DSA Connect, a company that specializes in the permanent deletion and destruction of electronic data, recently polled 100 IT directors and found that just a quarter consider their policies robust, while 12 percent see them as “poor”.

IT directors worry about the consequences of poor policies; mostly about IT gear ending up in waste sites located in developing countries. To tackle the issue, they are considering donating outdated equipment to schools, or to other social causes.

“Equipment should be disposed of in a way which is environmentally responsible but just as importantly there are issues around governance and commitment to local communities which should also be taken into consideration,” explained Harry Benham, Chairman of DSA Connect said.

“It is concerning that just one in four believe they have very robust policies to address these issues.”
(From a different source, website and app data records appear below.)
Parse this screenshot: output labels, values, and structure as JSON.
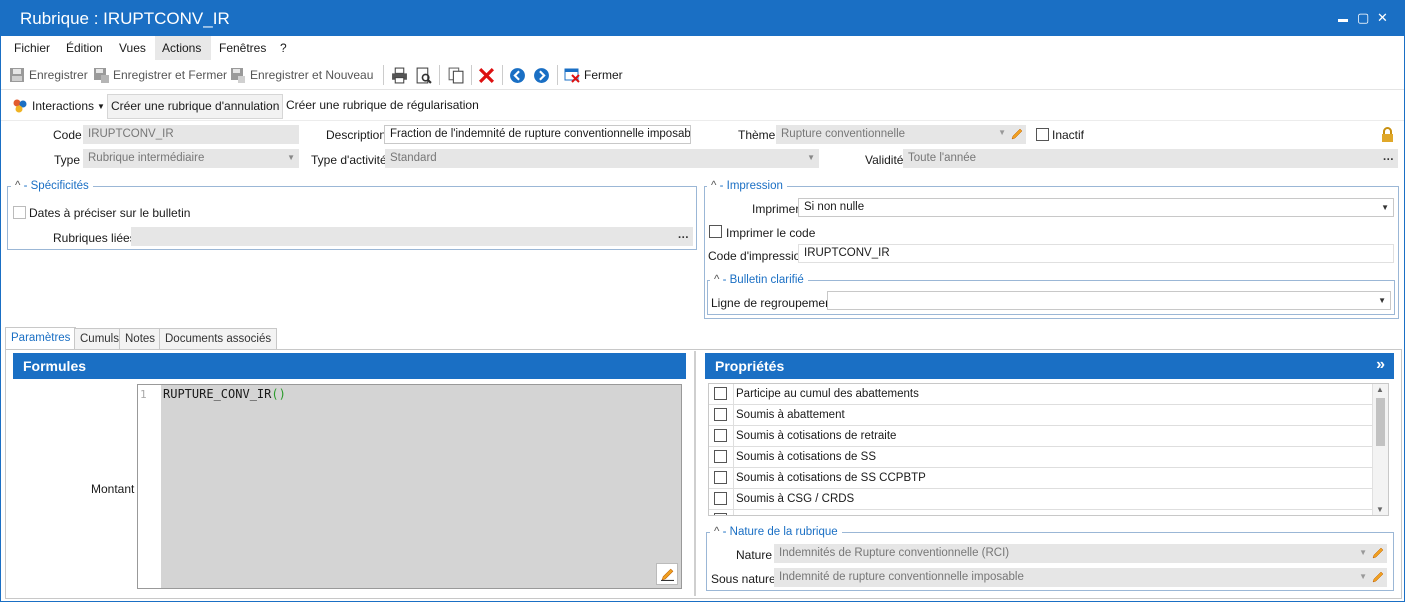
{
  "window": {
    "title": "Rubrique : IRUPTCONV_IR",
    "min": "▬",
    "max": "▫",
    "close": "✕"
  },
  "menu": [
    "Fichier",
    "Édition",
    "Vues",
    "Actions",
    "Fenêtres",
    "?"
  ],
  "toolbar": {
    "save": "Enregistrer",
    "save_close": "Enregistrer et Fermer",
    "save_new": "Enregistrer et Nouveau",
    "close": "Fermer"
  },
  "toolbar2": {
    "interactions": "Interactions",
    "cancel_rubric": "Créer une rubrique d'annulation",
    "regul_rubric": "Créer une rubrique de régularisation"
  },
  "header": {
    "code_label": "Code",
    "code_value": "IRUPTCONV_IR",
    "desc_label": "Description",
    "desc_value": "Fraction de l'indemnité de rupture conventionnelle imposable",
    "theme_label": "Thème",
    "theme_value": "Rupture conventionnelle",
    "inactive_label": "Inactif",
    "type_label": "Type",
    "type_value": "Rubrique intermédiaire",
    "activity_label": "Type d'activité",
    "activity_value": "Standard",
    "validity_label": "Validité",
    "validity_value": "Toute l'année"
  },
  "specificites": {
    "title": "Spécificités",
    "dates_label": "Dates à préciser sur le bulletin",
    "linked_label": "Rubriques liées",
    "ellipsis": "…"
  },
  "impression": {
    "title": "Impression",
    "print_label": "Imprimer",
    "print_value": "Si non nulle",
    "print_code_label": "Imprimer le code",
    "print_code_field_label": "Code d'impression",
    "print_code_value": "IRUPTCONV_IR",
    "bulletin_title": "Bulletin clarifié",
    "regroup_label": "Ligne de regroupement"
  },
  "tabs": [
    "Paramètres",
    "Cumuls",
    "Notes",
    "Documents associés"
  ],
  "formules": {
    "title": "Formules",
    "amount_label": "Montant",
    "line_no": "1",
    "code_fn": "RUPTURE_CONV_IR",
    "code_parens": "()"
  },
  "proprietes": {
    "title": "Propriétés",
    "expand": "»",
    "items": [
      "Participe au cumul des abattements",
      "Soumis à abattement",
      "Soumis à cotisations de retraite",
      "Soumis à cotisations de SS",
      "Soumis à cotisations de SS CCPBTP",
      "Soumis à CSG / CRDS"
    ],
    "nature_title": "Nature de la rubrique",
    "nature_label": "Nature",
    "nature_value": "Indemnités de Rupture conventionnelle (RCI)",
    "subnature_label": "Sous nature",
    "subnature_value": "Indemnité de rupture conventionnelle imposable"
  },
  "colors": {
    "accent": "#1a6fc4"
  }
}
Improperly deleting data and disposing of hardware can result in a data breach, should someone manage to extract sensitive data from a discarded device. This could have GDPR ramifications, something DSA Connect has long warned about.